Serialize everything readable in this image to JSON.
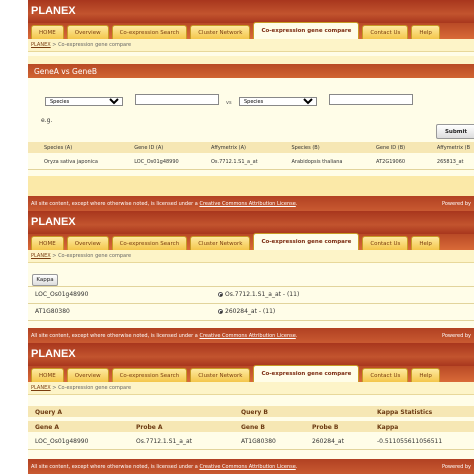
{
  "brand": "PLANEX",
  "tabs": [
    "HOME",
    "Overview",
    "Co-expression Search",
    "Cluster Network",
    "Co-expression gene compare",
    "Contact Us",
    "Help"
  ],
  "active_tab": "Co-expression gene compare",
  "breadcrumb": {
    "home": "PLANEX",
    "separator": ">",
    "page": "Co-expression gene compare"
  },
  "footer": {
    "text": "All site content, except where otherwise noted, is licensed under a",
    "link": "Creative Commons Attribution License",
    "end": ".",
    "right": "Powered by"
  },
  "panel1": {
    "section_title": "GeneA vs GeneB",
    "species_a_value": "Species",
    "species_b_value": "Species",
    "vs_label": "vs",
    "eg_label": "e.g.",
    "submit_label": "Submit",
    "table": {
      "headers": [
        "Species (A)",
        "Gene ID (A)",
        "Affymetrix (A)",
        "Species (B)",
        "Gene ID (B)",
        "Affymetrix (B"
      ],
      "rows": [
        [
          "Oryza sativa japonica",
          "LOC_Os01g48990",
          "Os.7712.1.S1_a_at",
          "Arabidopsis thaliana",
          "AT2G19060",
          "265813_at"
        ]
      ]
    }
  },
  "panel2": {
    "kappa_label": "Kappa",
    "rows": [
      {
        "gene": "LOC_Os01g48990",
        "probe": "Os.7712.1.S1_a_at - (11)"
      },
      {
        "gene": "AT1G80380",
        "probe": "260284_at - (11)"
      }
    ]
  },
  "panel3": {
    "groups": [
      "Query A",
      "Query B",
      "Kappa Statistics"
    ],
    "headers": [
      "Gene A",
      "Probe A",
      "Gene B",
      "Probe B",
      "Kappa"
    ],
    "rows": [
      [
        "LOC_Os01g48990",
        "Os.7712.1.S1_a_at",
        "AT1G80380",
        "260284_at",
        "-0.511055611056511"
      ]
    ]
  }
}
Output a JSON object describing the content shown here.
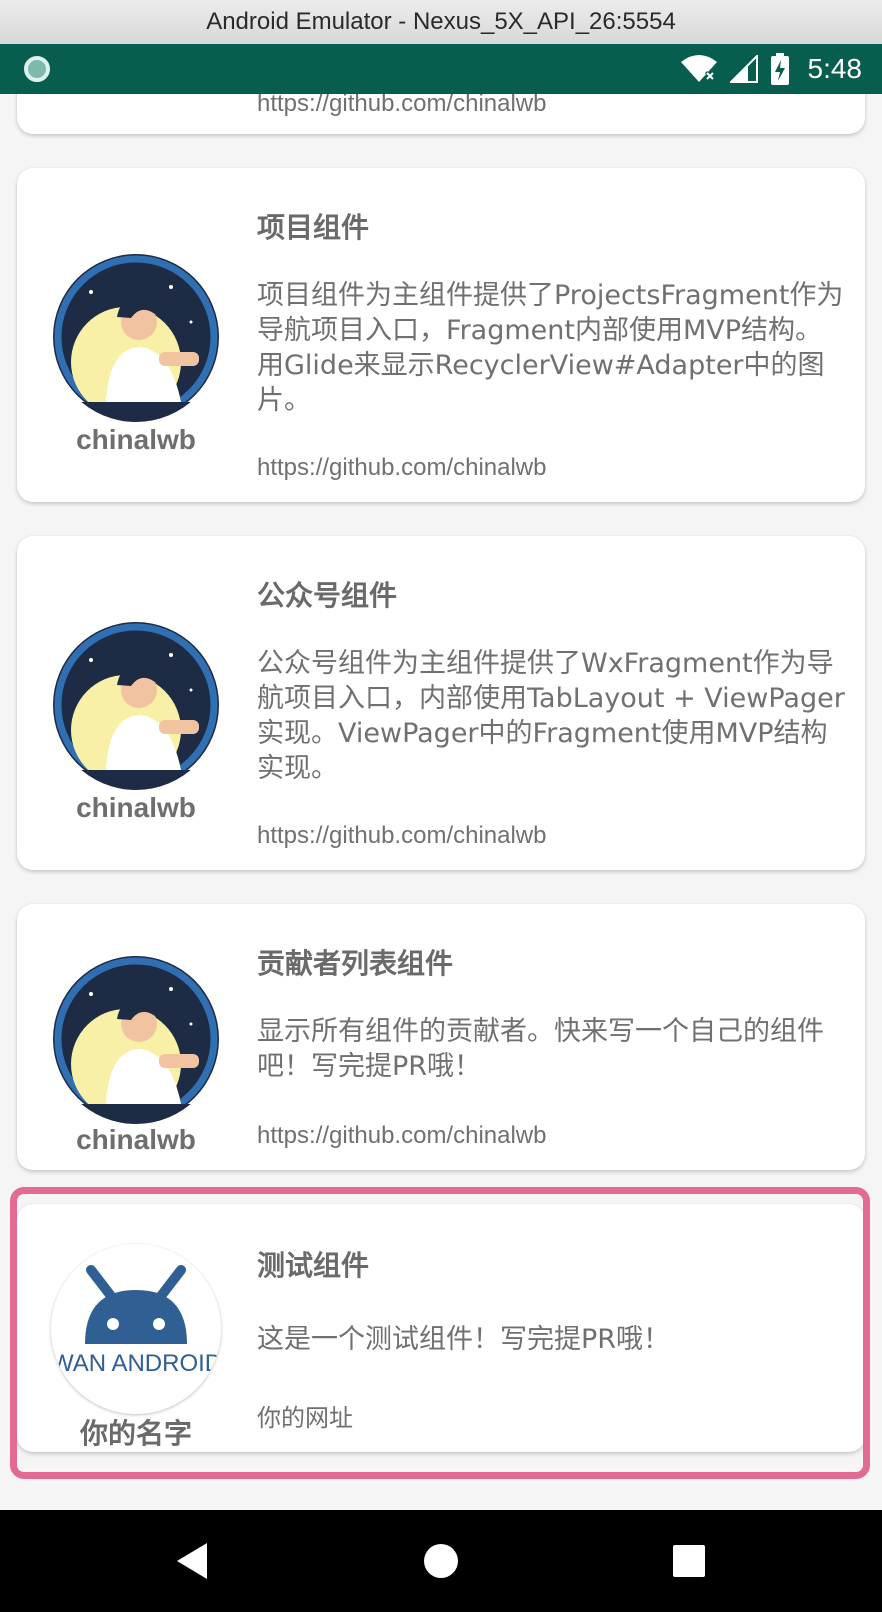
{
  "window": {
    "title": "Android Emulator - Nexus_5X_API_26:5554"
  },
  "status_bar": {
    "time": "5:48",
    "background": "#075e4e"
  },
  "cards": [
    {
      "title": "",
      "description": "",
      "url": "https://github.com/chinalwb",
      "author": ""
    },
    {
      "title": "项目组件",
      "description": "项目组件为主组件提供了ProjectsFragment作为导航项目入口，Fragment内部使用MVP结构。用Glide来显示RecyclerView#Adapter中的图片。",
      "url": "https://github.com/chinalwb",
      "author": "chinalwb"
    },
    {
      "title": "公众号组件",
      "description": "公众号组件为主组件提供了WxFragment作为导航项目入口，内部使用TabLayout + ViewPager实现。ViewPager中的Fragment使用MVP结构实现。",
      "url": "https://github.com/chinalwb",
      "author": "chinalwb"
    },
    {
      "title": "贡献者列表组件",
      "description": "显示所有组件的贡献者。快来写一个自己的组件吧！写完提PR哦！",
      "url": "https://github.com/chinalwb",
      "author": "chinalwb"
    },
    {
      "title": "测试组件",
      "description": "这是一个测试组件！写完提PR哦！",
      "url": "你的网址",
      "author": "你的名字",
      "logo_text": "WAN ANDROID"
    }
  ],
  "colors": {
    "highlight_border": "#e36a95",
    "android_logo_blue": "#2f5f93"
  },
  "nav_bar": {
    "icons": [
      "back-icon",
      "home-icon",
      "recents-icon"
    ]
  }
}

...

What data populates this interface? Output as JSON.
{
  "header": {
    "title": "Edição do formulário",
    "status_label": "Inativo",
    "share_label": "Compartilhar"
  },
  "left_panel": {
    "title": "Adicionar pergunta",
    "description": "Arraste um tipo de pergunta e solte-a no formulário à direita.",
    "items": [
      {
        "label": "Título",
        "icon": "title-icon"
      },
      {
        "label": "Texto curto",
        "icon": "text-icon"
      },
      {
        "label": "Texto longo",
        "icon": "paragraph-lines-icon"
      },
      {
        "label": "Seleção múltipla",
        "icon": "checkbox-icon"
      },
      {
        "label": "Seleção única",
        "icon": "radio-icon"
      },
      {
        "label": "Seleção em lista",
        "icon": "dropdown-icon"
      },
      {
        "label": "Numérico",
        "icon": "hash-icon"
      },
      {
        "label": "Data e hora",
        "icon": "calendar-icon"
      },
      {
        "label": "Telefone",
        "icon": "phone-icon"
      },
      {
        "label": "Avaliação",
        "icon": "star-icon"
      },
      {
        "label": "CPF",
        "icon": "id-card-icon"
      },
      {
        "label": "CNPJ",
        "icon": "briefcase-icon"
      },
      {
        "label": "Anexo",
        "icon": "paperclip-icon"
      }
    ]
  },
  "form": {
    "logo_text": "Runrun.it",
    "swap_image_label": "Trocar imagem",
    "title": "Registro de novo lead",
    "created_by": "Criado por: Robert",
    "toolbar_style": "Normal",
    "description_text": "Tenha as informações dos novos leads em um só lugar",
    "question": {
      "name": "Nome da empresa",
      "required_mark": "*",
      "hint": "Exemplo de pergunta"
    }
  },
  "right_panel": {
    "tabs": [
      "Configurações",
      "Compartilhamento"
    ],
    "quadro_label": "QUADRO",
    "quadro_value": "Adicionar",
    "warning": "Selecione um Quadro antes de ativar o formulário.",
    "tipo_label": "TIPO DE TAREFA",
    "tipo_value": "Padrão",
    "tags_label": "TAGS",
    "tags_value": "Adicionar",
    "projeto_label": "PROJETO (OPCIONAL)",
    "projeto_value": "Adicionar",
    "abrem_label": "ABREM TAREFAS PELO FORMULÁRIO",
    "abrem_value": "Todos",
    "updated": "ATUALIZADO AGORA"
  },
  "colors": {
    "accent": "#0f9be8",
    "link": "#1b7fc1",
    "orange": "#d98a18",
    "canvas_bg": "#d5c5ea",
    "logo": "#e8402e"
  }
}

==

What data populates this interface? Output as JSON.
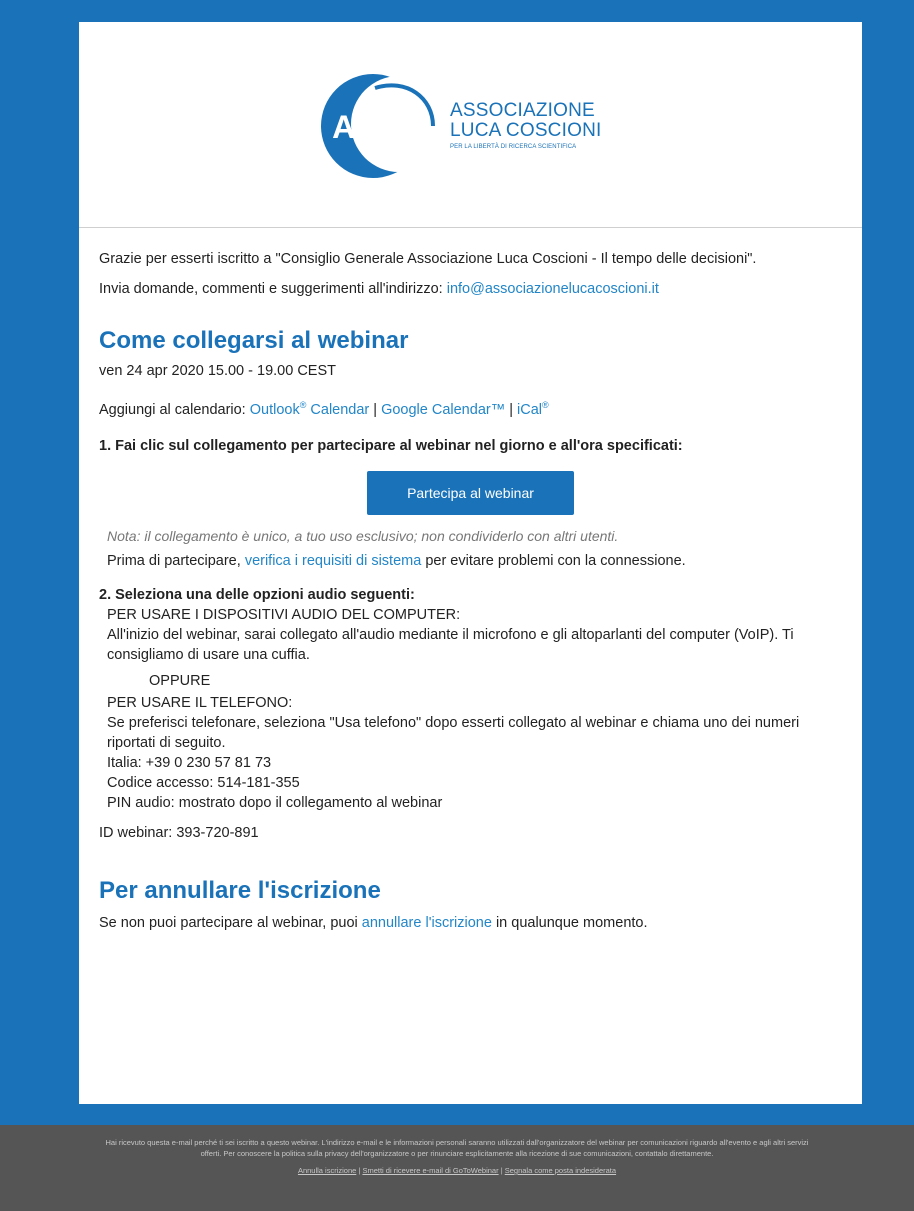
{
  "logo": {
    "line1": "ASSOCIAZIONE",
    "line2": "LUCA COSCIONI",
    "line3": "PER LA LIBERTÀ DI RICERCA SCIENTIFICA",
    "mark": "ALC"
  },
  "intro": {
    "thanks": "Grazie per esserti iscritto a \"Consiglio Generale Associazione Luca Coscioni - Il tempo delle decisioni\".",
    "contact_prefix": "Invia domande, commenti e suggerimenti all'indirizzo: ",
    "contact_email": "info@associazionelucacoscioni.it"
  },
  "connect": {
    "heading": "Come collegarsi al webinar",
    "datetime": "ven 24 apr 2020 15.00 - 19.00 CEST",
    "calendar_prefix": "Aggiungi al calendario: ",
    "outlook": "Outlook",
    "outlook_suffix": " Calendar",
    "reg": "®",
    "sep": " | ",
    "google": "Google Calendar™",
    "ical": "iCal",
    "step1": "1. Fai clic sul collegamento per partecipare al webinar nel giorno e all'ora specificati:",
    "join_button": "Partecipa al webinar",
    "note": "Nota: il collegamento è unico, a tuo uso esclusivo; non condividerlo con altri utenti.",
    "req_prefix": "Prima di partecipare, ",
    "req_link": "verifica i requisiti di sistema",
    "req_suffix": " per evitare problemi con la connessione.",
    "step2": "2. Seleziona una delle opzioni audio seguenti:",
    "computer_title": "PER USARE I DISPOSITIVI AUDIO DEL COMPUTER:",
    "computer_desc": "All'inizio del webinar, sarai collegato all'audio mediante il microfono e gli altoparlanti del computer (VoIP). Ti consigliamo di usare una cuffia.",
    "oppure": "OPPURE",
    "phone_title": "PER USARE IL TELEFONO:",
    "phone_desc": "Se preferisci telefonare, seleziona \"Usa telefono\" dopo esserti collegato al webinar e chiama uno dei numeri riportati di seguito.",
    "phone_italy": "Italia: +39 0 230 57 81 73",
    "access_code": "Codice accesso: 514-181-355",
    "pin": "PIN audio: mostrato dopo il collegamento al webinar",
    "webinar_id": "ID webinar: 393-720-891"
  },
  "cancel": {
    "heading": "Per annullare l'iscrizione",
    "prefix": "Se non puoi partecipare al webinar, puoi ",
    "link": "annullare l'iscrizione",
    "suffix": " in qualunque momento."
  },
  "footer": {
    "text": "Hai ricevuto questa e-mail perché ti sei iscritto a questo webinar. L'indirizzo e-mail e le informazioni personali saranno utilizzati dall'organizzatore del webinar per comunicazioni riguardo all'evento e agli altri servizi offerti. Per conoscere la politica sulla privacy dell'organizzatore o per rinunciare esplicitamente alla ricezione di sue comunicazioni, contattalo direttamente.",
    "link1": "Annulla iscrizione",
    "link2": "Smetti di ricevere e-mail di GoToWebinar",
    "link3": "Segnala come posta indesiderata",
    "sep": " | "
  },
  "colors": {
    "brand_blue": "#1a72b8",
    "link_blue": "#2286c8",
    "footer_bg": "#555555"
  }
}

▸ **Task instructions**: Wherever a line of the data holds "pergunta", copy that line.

▸ **Response to the task**:
    "title": "Adicionar pergunta",
    "description": "Arraste um tipo de pergunta e solte-a no formulário à direita.",
      "hint": "Exemplo de pergunta"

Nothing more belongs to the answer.